Co-authors Yoshitaka Ishii and Medhat Shaibat of the University of Illinois-Chicago then used solid state nuclear magnetic resonance to help reveal the detailed chemical bonding network in graphite oxide. Ruoff says even though graphite oxide was first synthesized more than150 years ago the distribution of oxygen atoms has been debated even quite recently.

"The ability to control the isotopic labeling between carbon-12 and carbon-13 will lead to many other sorts of studies," says Ruoff, who holds the Cockrell Family Regents Chair in Engineering #7.

He collaborates on other graphene projects with other university scientists and engineers such as Allan MacDonald (Department of Physics and Astronomy), Sanjay Banerjee, Emanuel Tutuc and Bhagawan Sahu (Department of Electrical and Computer Engineering) and Gyeong Hwang (Department of Chemical Engineering), and some of these collaborations include industrial partners such as Texas Instruments, IBM and others.
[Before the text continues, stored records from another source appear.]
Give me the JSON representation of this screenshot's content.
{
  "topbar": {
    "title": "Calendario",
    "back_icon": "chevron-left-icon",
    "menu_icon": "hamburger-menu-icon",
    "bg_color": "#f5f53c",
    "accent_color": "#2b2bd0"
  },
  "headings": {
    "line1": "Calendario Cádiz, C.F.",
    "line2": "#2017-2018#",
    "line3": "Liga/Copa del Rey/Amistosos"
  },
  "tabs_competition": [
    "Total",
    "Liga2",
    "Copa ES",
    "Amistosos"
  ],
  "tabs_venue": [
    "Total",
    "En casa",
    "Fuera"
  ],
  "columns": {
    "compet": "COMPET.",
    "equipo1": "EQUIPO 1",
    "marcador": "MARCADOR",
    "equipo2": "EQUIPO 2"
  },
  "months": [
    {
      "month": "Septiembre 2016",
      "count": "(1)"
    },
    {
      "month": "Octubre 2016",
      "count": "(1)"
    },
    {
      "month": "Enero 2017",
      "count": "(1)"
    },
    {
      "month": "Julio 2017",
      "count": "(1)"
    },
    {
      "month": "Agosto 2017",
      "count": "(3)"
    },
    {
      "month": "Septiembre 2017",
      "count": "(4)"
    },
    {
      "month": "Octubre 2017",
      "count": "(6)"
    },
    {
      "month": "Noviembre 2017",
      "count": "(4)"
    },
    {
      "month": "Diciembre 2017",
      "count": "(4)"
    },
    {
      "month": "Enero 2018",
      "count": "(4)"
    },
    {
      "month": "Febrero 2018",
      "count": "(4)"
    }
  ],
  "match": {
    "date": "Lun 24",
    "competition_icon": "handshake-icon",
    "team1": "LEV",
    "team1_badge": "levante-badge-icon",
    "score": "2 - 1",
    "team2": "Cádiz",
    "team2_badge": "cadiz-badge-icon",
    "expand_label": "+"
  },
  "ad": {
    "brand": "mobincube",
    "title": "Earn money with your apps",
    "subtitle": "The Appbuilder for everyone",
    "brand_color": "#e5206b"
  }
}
Contact: Rod Ruoff
University of Texas at Austin

Related biology technology :

1. Graphene-based gadgets may be just years away
2. New carbon material shows promise of storing large quantities of renewable electrical energy
3. NPL to create encyclopedia for space nanomaterials
4. Zeus Webinar: Bioabsorbable Polymers as Biomaterials
5. Using nanotechnology to create high-performance materials
6. Tree branching key to efficient flow in nature and novel materials
7. New process creates 3-D nanostructures with magnetic materials
8. Nanocopoeia Licenses New Polymer-Based Biomaterials Platform From the University of Western Ontario
9. Sigma-Aldrich Signs Agreement With Plextronics to Distribute Plexcore(R) Organic Electronics Materials
10. ULURU Inc. to Present at the 8th World Biomaterials Congress
11. CorMatrix(R) Announces FDA 510(k) for Novel Biomaterial Implant for Intracardiac Repair
Post Your Comments:
(Date:10/13/2015)... , Oct. 13, 2015  Generex Biotechnology Corporation ( ... into a non-binding Letter of Intent (LOI) with MediTemp Ltd. ... developed a proprietary cooling technology designed to improve sperm quality ... the United States and three million men in ... and 44 diagnosed as infertile.  For 42% of those men, ...
(Date:10/13/2015)... ... , ... Proove Biosciences, a commercial and research leader ... Keck Medicine of the University of Southern California (USC) Pain Center to ... Research Clinical Objectives Linking Genotypic and Phenotypic Association with Pain Outcomes) is one ...
(Date:10/12/2015)... (PRWEB) , ... October 12, 2015 , ... Spirax Sarco, ... the release of the CSM-C 600 compact clean steam generator . This ... that meets the requirements of HTM2031, HTM2010, and EN285 standards. The CMS-C 600 ...
(Date:10/12/2015)... -- cell surface marker detection market is ... a new report by Grand View Research, Inc. This growth ... oncology diseases and other cell-associated disorders. --> cell ... 6.49 billion by 2022, according to a new report by ... attributed to rise in incidence of oncology diseases and other ...
Breaking Biology Technology:
(Date:10/9/2015)... ) ... "Samsung Galaxy S6 Fingerprint Sensor - Reverse ... --> ) has announced ... S6 Fingerprint Sensor - Reverse Costing Analysis" ... Research and Markets ( ) ...
(Date:10/8/2015)... , October 8, 2015 ... the "Company"), a biometric authentication company focused on ... the Wocket® smart wallet announces that revenues for ... approximately $410,000 compared with $113,00 for the three ... 9 months ended September 30, 2015 were approximately ...
(Date:10/6/2015)... , Oct. 6, 2015 Track Group, Inc. ... that it has signed a contract with the Virginia ... the full range of sentences under the Department,s oversight. ... the Americas. "This contract with the Virginia DOC will ... US and advances our position as a trusted leader ...
Breaking Biology News(10 mins):